MeJARa consists of five subcomponents, each corresponding to specific research questions and objectives. The first subcomponent involves analyzing national and international menstrual policies, while the second subcomponent seeks to understand the menstrual experiences and needs of adolescent girls. The third subcomponent aims to develop a universal, multidimensional framework of menstrual justice that incorporates Low and Low Middle Income Countries (LMIC) perspectives and priorities. The fourth subcomponent focuses on developing and validating tools to measure and assess menstrual justice. Finally, the fifth subcomponent will involve developing and testing community-based interventions to improve menstrual justice.

Through a mixed-methods approach, we will explore the complex and far-reaching effects of menstrual (in)justice and menstrual health, with a particular focus on menstrual pain and psychosocial health in Nepal and Guatemala. Working closely with adolescent girls, their families, and the wider community, we will create a complex intervention that addresses menstrual injustice. The intervention will require low-intensity specialist human resources, ensuring that it is feasible, acceptable, and scalable.

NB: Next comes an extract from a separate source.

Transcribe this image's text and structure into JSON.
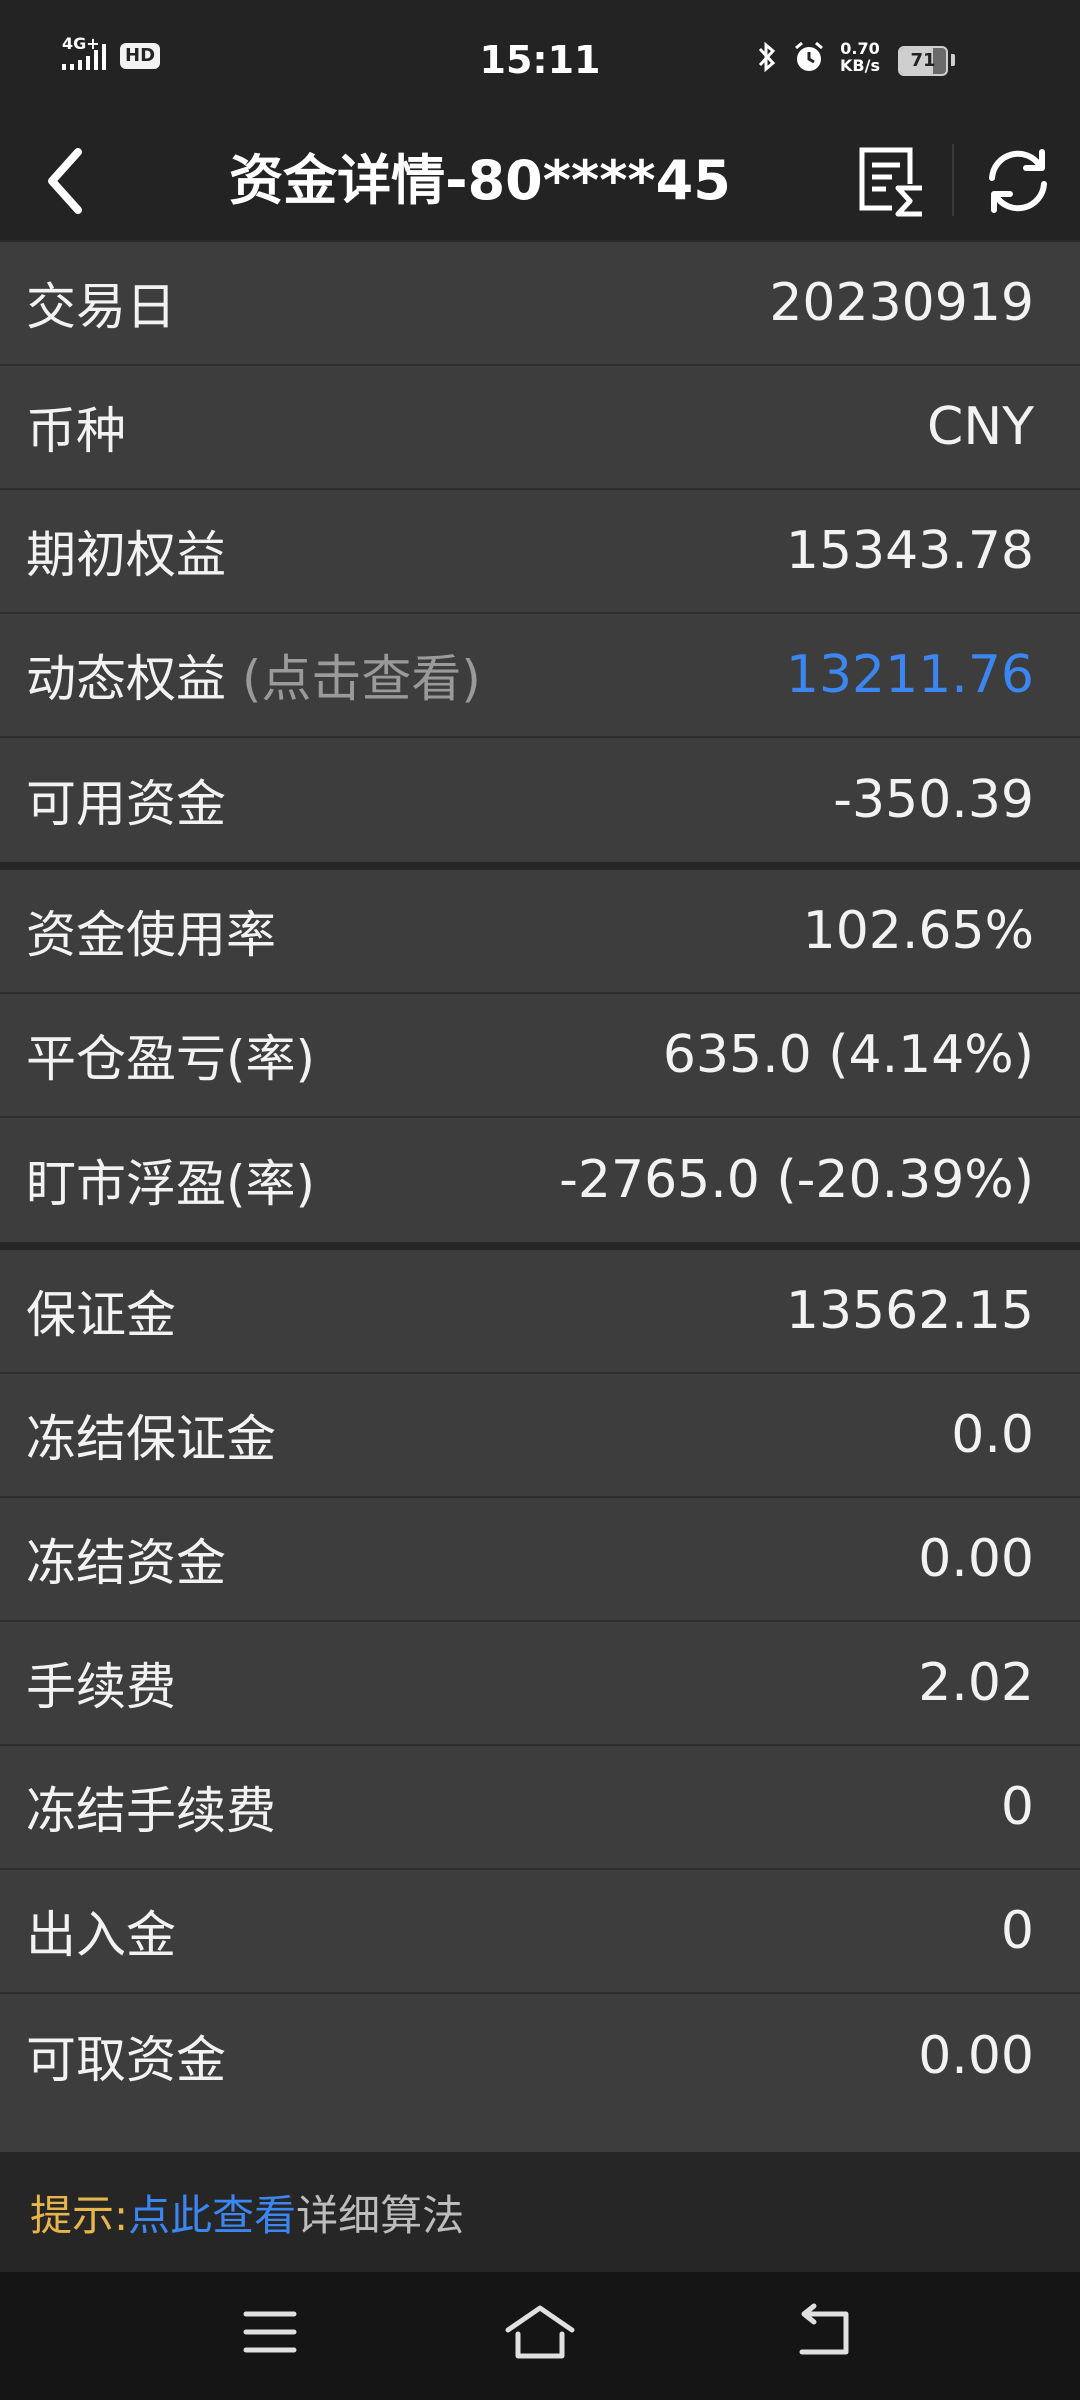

MeJARa is poised to make a significant impact on menstrual justice, health, and wellbeing. Over the course of five years (November 2022 – October 2027), we will conduct a longitudinal study in two districts in Karnali and Gandaki provinces, Nepal. This study will not only assess the developed intervention but also allow for the estimation of causal impacts of menstruation and related practices on physical health, mental health, wellbeing, education, and work.

We invite you to join us on this journey as we try to improve menstrual experiences and reduce the negative consequences of menstruation and related practices. We hope that together, we can help achieve the right to a good period in policy and practice for women and girls worldwide.